Halloween is one of the major holidays in America. One finds Americans busy with decorations, spending money on special costumes, in preparation for the event, which is one of the world’s oldest holidays. This is the time when there is a sharp rise in the sale of candy. Today a number of countries across the world celebrate Halloween with the same fervour as the Americans. Both adults and children have great fun celebrating costume parties, planning trick-or-treating or pranks and games. The primary purpose is not just to get together and have fun but scare each other as well, as fear has been an essential element of Halloween tradition.
Let us learn how Halloween is celebrated in different countries of the world.
How the Chinese celebrate Halloween?
Halloween, a Halloween festival is held every year in China. Chinese light bonfires and lanterns, and place food and water in front of the photographs of their departed relatives. Paper boats called “boats of the law “are made in the Buddhist temples, and the aim behind is to guide the wandering spirits of the ancestors. These spirits are guided on their journey to the afterlife, as they are considered to be dangerous.
El Dia de Los Muertos” in Mexico
Mexicans celebrate Halloween as the days of the dead, and the event lasts for three days. People spend the day by the graves of the loved ones. They celebrate their lives by picnicking and enjoying the day. Mexicans believe that the dead return to their homes during these nights, and thus they decorate their altars with photographs, candy, flowers, water and the favourite food and drink of the dead. Families repair and repaint the graves if needed.
Ireland – the birthplace of Halloween
Ireland is considered to be the birthplace of Halloween. The festivities here are not much different from the well-known American celebrations during Halloween. Irish dress up in 3wishes.com sexy costumes, attend parties and play games. “Snap-apple” is a popular game among the Irish, where the participants to take a bite out of an apple hanging on a tree and tied with a string. Adults and children both enjoy treasure hunts and card games.
The Japanese do it differently
The Japanese are well aware of Halloween but celebrate it differently than the Americans. It is celebrated as Obon Festival in Japan, and the festival is also known as “Urabon” or “Matsuri.” One finds red lancers hung around and candles lit to honour the spirits of the ancestors. The lanterns are then sent to float down rivers and seas. “Welcoming fires” are arranged to guide the spirits back to their homes, once the festivities are over with.
The French Halloween

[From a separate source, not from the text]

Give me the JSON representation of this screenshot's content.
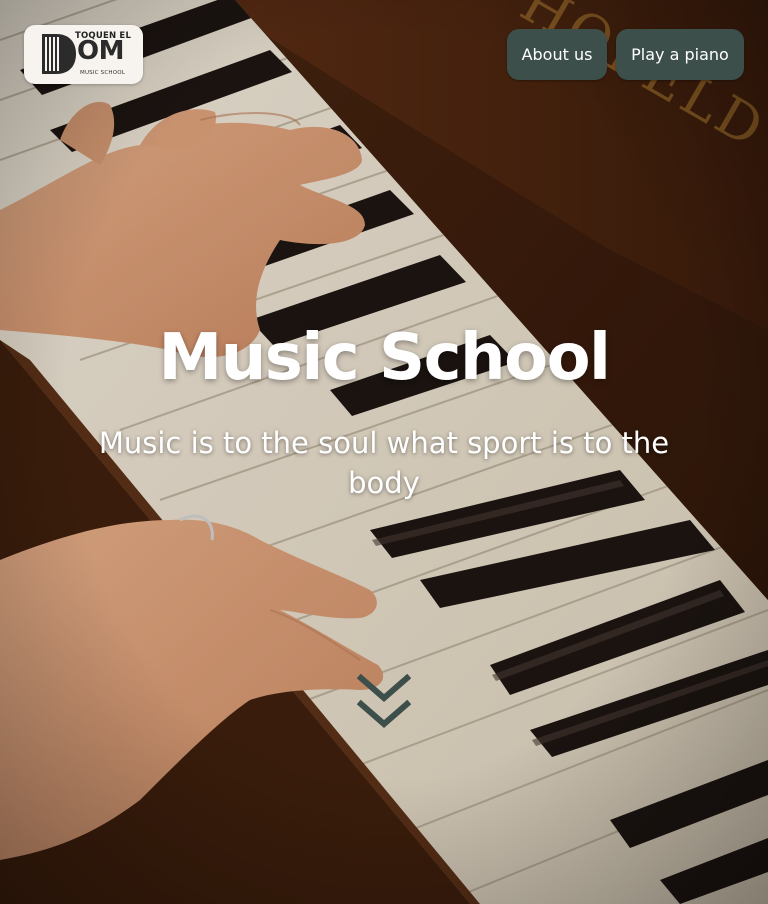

The French began celebrating Halloween only a short while ago as they really didn’t know what Halloween. They celebrate Halloween much like the Americans and get dressed up in costumes and. Instead of going from home to home, they go from store to store to get their candy. The idea is to honor the departed souls.